» What is required:
For each line below, print it again exactly as shown.

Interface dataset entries
####

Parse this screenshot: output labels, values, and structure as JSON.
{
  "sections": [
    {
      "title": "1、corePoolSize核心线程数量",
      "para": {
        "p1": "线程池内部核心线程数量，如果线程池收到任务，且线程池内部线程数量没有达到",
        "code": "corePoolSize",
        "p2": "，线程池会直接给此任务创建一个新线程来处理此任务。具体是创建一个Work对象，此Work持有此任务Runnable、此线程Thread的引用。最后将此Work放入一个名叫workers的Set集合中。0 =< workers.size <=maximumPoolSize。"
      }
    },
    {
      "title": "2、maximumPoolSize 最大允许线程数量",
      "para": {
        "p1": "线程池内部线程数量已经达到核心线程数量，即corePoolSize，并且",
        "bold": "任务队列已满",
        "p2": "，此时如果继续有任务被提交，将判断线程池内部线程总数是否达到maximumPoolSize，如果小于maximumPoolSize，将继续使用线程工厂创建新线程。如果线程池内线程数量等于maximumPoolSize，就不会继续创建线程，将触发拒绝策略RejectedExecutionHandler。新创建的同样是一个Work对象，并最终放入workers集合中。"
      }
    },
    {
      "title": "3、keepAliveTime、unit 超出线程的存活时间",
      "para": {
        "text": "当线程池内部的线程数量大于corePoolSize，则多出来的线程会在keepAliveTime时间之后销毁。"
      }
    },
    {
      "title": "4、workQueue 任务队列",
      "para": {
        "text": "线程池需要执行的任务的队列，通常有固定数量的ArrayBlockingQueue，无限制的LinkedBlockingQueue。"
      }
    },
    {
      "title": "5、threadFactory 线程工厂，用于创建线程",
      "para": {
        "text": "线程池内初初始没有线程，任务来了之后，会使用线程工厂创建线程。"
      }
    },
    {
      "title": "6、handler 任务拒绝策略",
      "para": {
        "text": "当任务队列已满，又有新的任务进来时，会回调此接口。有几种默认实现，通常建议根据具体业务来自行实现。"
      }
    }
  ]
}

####

» Task output:
Parse this screenshot: output labels, values, and structure as JSON.
{
  "sections": [
    {
      "title": "1、corePoolSize核心线程数量",
      "para": {
        "p1": "线程池内部核心线程数量，如果线程池收到任务，且线程池内部线程数量没有达到",
        "code": "corePoolSize",
        "p2": "，线程池会直接给此任务创建一个新线程来处理此任务。具体是创建一个Work对象，此Work持有此任务Runnable、此线程Thread的引用。最后将此Work放入一个名叫workers的Set集合中。0 =< workers.size <=maximumPoolSize。"
      }
    },
    {
      "title": "2、maximumPoolSize 最大允许线程数量",
      "para": {
        "p1": "线程池内部线程数量已经达到核心线程数量，即corePoolSize，并且",
        "bold": "任务队列已满",
        "p2": "，此时如果继续有任务被提交，将判断线程池内部线程总数是否达到maximumPoolSize，如果小于maximumPoolSize，将继续使用线程工厂创建新线程。如果线程池内线程数量等于maximumPoolSize，就不会继续创建线程，将触发拒绝策略RejectedExecutionHandler。新创建的同样是一个Work对象，并最终放入workers集合中。"
      }
    },
    {
      "title": "3、keepAliveTime、unit 超出线程的存活时间",
      "para": {
        "text": "当线程池内部的线程数量大于corePoolSize，则多出来的线程会在keepAliveTime时间之后销毁。"
      }
    },
    {
      "title": "4、workQueue 任务队列",
      "para": {
        "text": "线程池需要执行的任务的队列，通常有固定数量的ArrayBlockingQueue，无限制的LinkedBlockingQueue。"
      }
    },
    {
      "title": "5、threadFactory 线程工厂，用于创建线程",
      "para": {
        "text": "线程池内初初始没有线程，任务来了之后，会使用线程工厂创建线程。"
      }
    },
    {
      "title": "6、handler 任务拒绝策略",
      "para": {
        "text": "当任务队列已满，又有新的任务进来时，会回调此接口。有几种默认实现，通常建议根据具体业务来自行实现。"
      }
    }
  ]
}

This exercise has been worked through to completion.